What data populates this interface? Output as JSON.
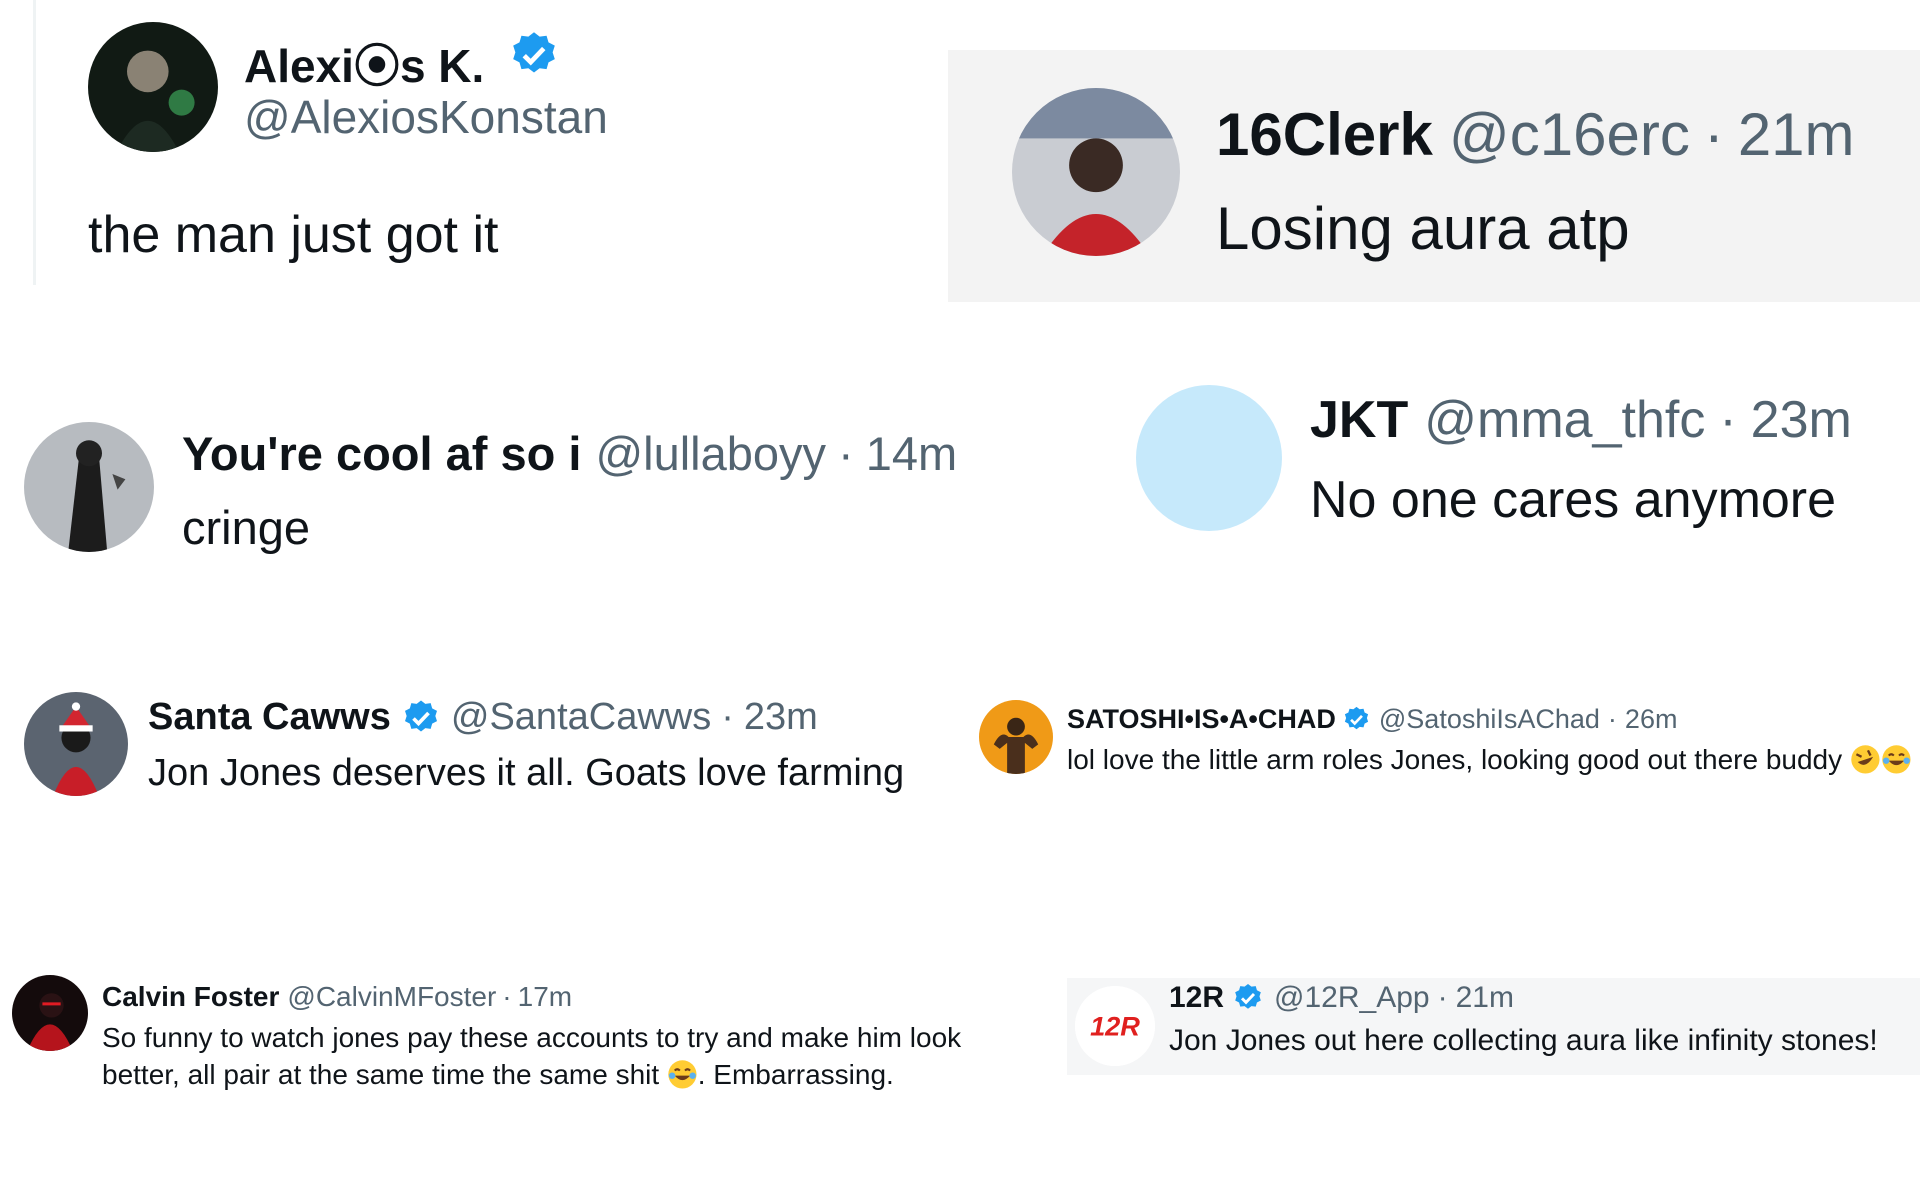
{
  "colors": {
    "verified": "#1d9bf0",
    "text": "#0f1419",
    "muted": "#536471"
  },
  "tweets": [
    {
      "name": "Alexi⦿s K.",
      "handle": "@AlexiosKonstan",
      "verified": true,
      "text": "the man just got it"
    },
    {
      "name": "16Clerk",
      "handle": "@c16erc",
      "time": "21m",
      "text": "Losing aura atp"
    },
    {
      "name": "You're cool af so i",
      "handle": "@lullaboyy",
      "time": "14m",
      "text": "cringe"
    },
    {
      "name": "JKT",
      "handle": "@mma_thfc",
      "time": "23m",
      "text": "No one cares anymore"
    },
    {
      "name": "Santa Cawws",
      "handle": "@SantaCawws",
      "time": "23m",
      "verified": true,
      "text": "Jon Jones deserves it all. Goats love farming"
    },
    {
      "name": "SATOSHI•IS•A•CHAD",
      "handle": "@SatoshiIsAChad",
      "time": "26m",
      "verified": true,
      "text": "lol love the little arm roles Jones, looking good out there buddy"
    },
    {
      "name": "Calvin Foster",
      "handle": "@CalvinMFoster",
      "time": "17m",
      "text_part1": "So funny to watch jones pay these accounts to try and make him look better, all pair at the same time the same shit",
      "text_part2": ". Embarrassing."
    },
    {
      "name": "12R",
      "handle": "@12R_App",
      "time": "21m",
      "verified": true,
      "text": "Jon Jones out here collecting aura like infinity stones!",
      "logo_text": "12R"
    }
  ],
  "separator": "·",
  "icons": {
    "verified": "verified-badge-icon",
    "emoji_rofl": "rofl-emoji-icon",
    "emoji_joy": "tears-of-joy-emoji-icon"
  }
}
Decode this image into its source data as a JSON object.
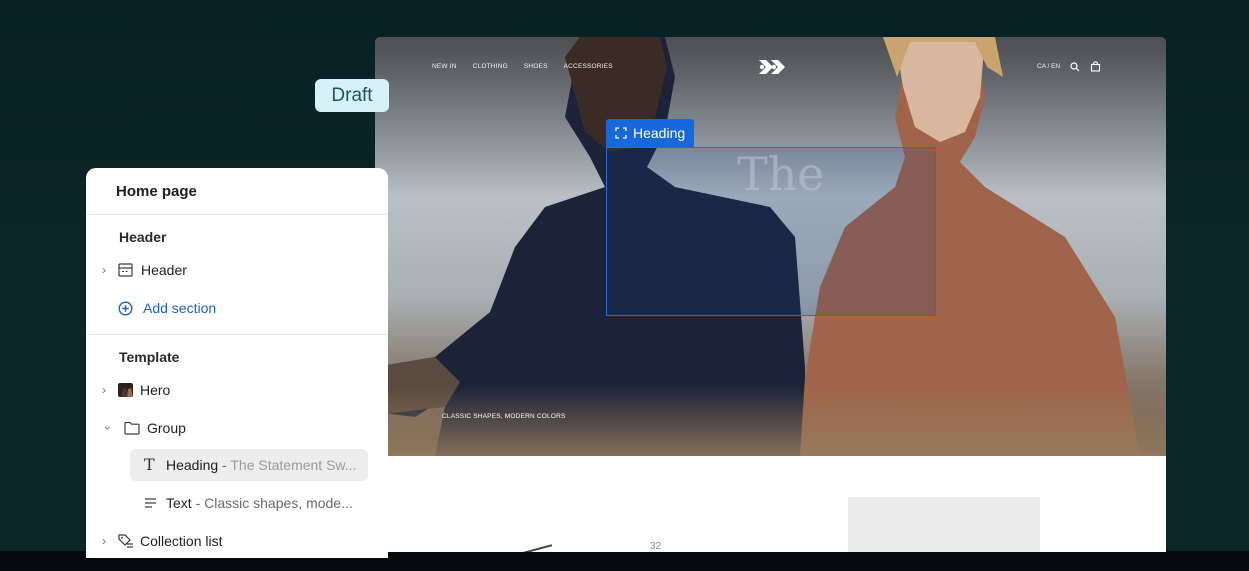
{
  "badge": {
    "draft": "Draft"
  },
  "store": {
    "nav": [
      "NEW IN",
      "CLOTHING",
      "SHOES",
      "ACCESSORIES"
    ],
    "locale": "CA / EN",
    "hero_caption": "CLASSIC SHAPES, MODERN COLORS",
    "hero_heading_ghost": "The",
    "page_number": "32"
  },
  "selection": {
    "label": "Heading"
  },
  "editor": {
    "page_title": "Home page",
    "header_section_label": "Header",
    "header_item": "Header",
    "add_section": "Add section",
    "template_label": "Template",
    "items": {
      "hero": "Hero",
      "group": "Group",
      "heading_name": "Heading",
      "heading_sep": " - ",
      "heading_preview": "The Statement Sw...",
      "text_name": "Text",
      "text_sep": " - ",
      "text_preview": "Classic shapes, mode...",
      "collection": "Collection list"
    }
  },
  "colors": {
    "accent": "#1868dc",
    "draft_bg": "#d7f2f6",
    "background": "#0b2628"
  }
}
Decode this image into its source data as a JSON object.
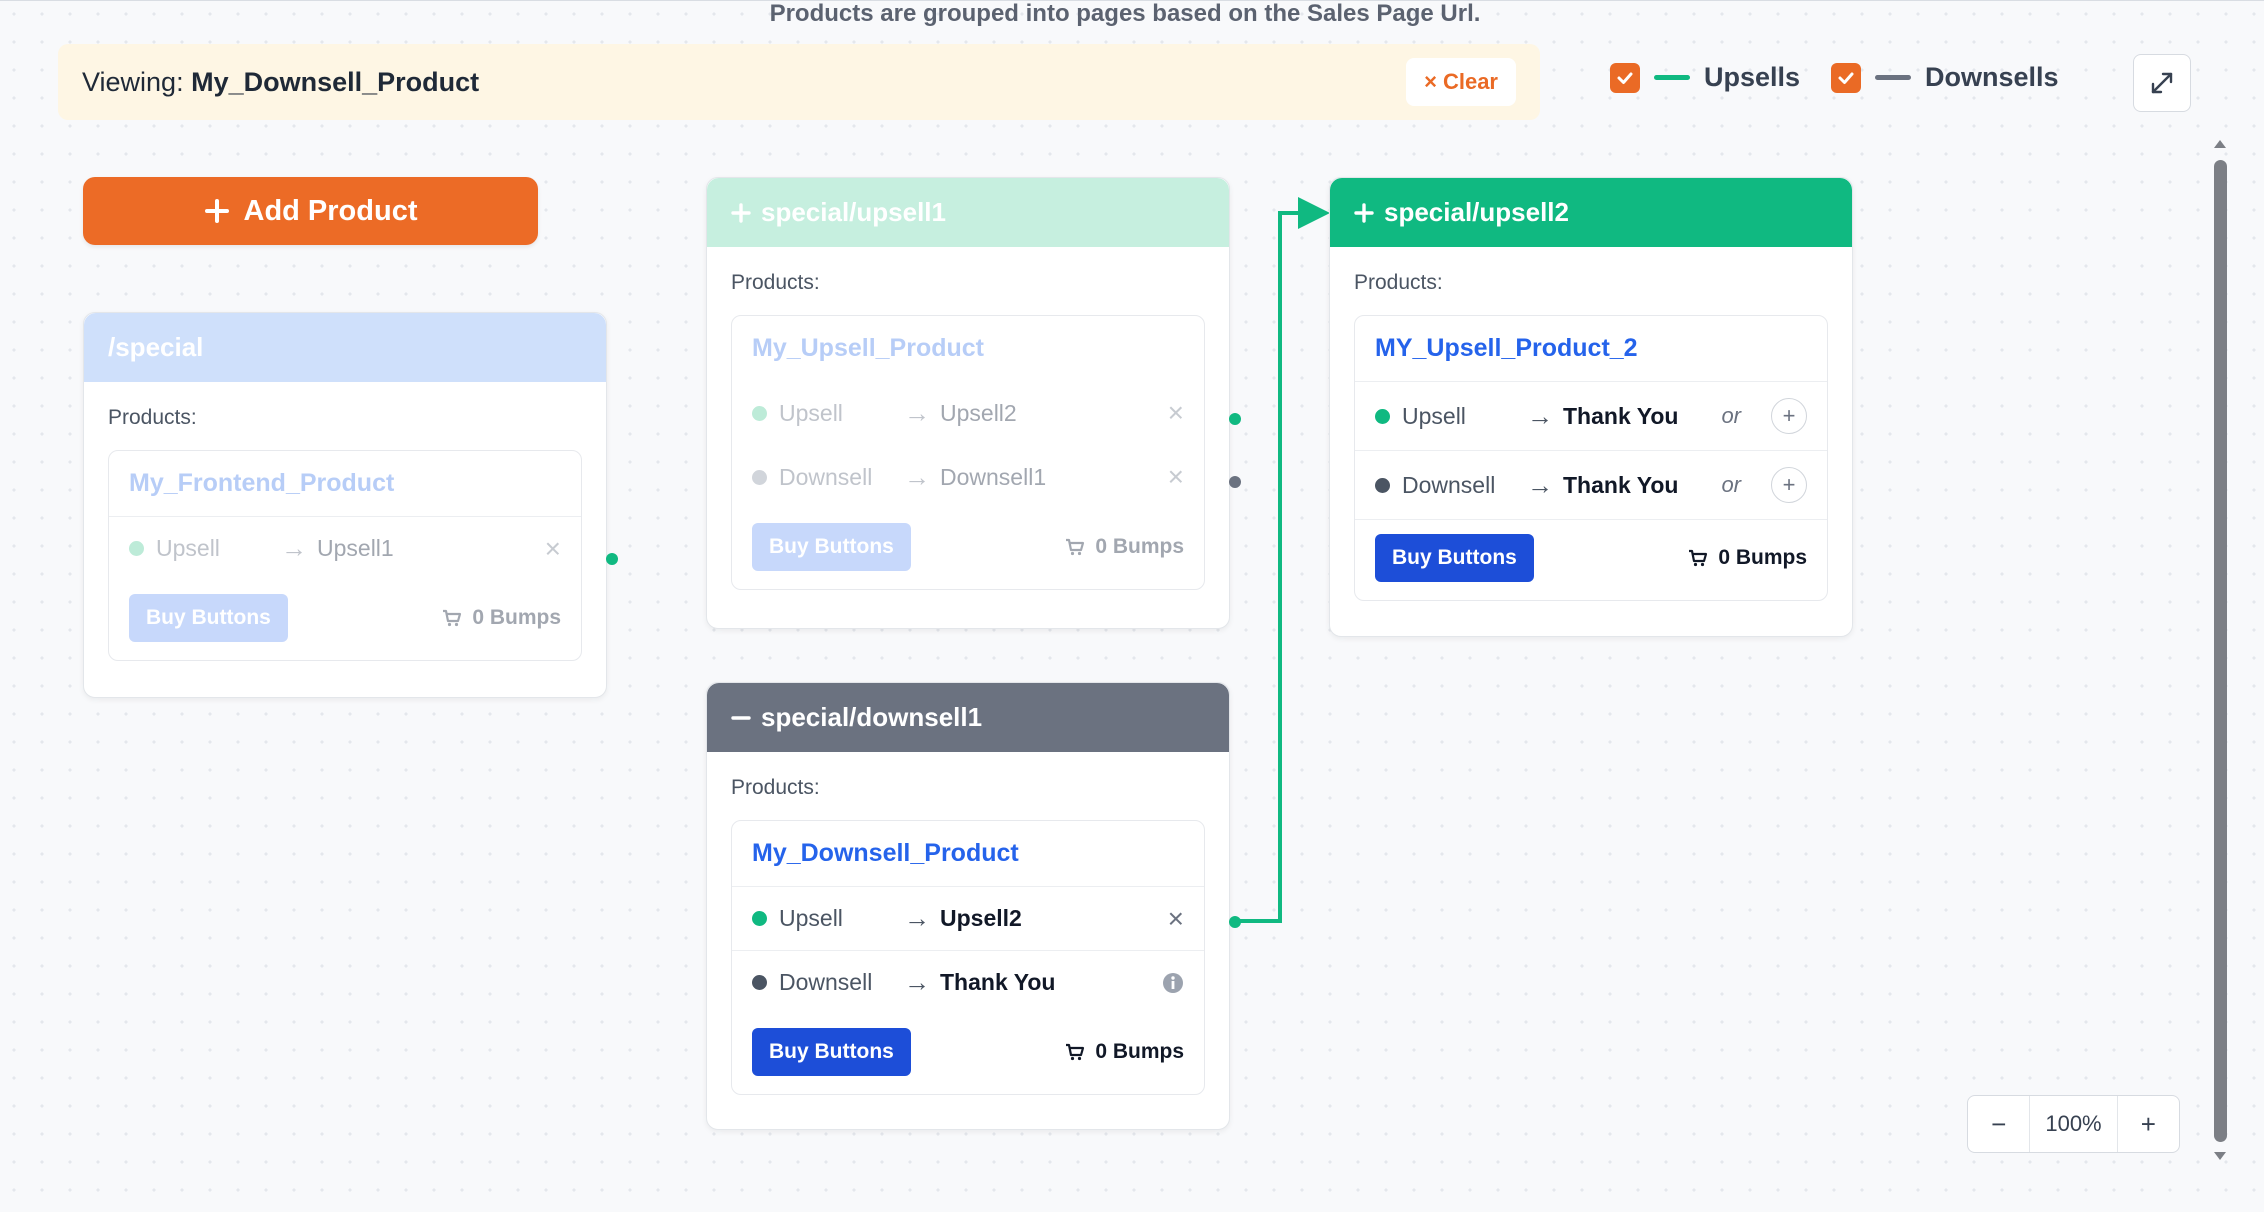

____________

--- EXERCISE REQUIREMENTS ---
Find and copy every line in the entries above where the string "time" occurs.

--- EXERCISE OUTPUT ---
      "time": "21m",
      "time": "14m",
      "time": "23m",
      "time": "23m",
      "time": "26m",
      "time": "17m",
      "text_part1": "So funny to watch jones pay these accounts to try and make him look better, all pair at the same time the same shit",
      "time": "21m",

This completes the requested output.